Why are there so many different handle options?
Some of the handles we offer may be range specific such as the Fine or Post Mortem, however the handles that fit the conventional range of blades come in all shapes and sizes.

The No.3 fitment handles including the 3, 3L, 5B, 7, 9 and B3 fit the small size shapes from 6 to 16 and also includes 40.

The No.4 fitment handles including the 4, 4L and 6 fit the large blade shapes from 18 to 36.

The most commonly used handles are the standard 3 (073S) and 4 (074S).  The 3L (073L) and 4L (074L) provide extra length and reach for deep surgery. Additionally, there are small thin handles like the 7 (077S) and 9 (07SM9S), bulbous handles such as the 5 (07SM5B-S) and 6 (07SM6B-S) and more ergonomically designed handles such as the B3 (07B3).
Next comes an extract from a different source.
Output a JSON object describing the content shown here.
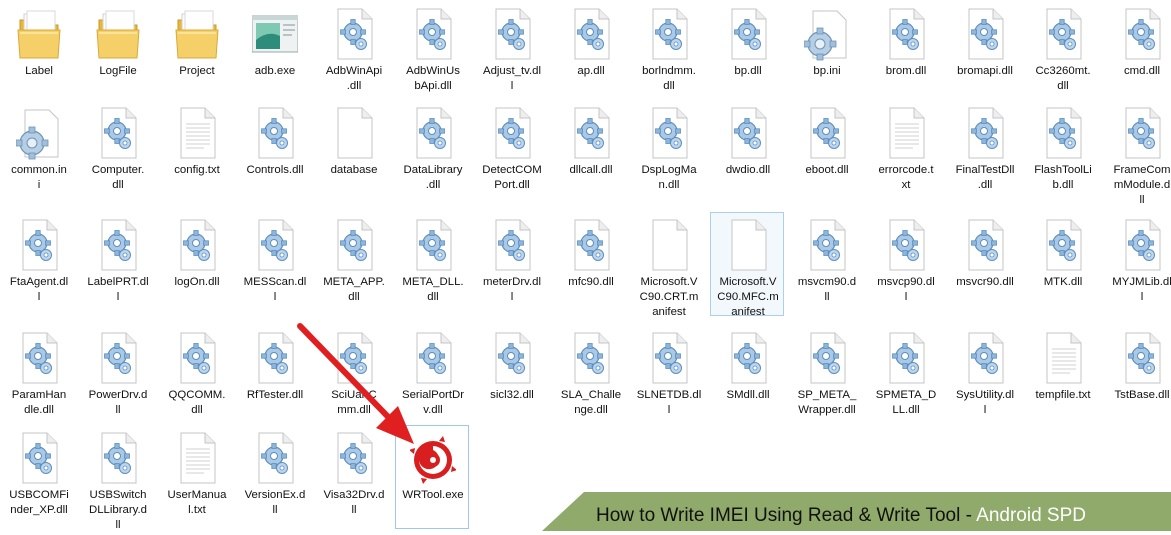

Which handle is actually used is determined by the surgeons own preference in relation to the procedure being performed.

Why are there so many shapes of surgical blades and scalpels?
If you look back to the origins of surgery there are common shapes of knives which can be identified. Some have straight edges, some have rounded edges and others are hooked. These shapes formed the foundation of today’s range of surgical blades and scalpels.

As surgical techniques have become more refined and more intricate the demand for slight variations in shape have been the catalyst leading to an ever expanding offering.

Today there are 32 different blade shapes in the standard blade range and this is before considering the more specialized ranges such as Fine and Cygnetic.

Why is there a graduated measure on some of the handles?
The measure has generally been used for training purposes to show the position and size of an incision for a particular procedure however it has started to play an important role in trauma surgery when compiling evidence to be used in court which references the size, depth and location of the wound.
Why is there a range of surgical blades attached to a plastic handle?
The handle is actually MIPS (medium impact polystyrene) and the answer is for convenience.

The disposable scalpels, as they have become known, were historically used in less controlled environments outside of the Operating Room itself so it was considered more convenient and probably safer to have the blade already attached to the handle.

They are also used in emergency departments and in trauma situations out in the field where time is of the essence and to start trying to fit the blade to a handle at the scene of a major incident is both time consuming and not practical.

The whole scalpel is disposed of after use.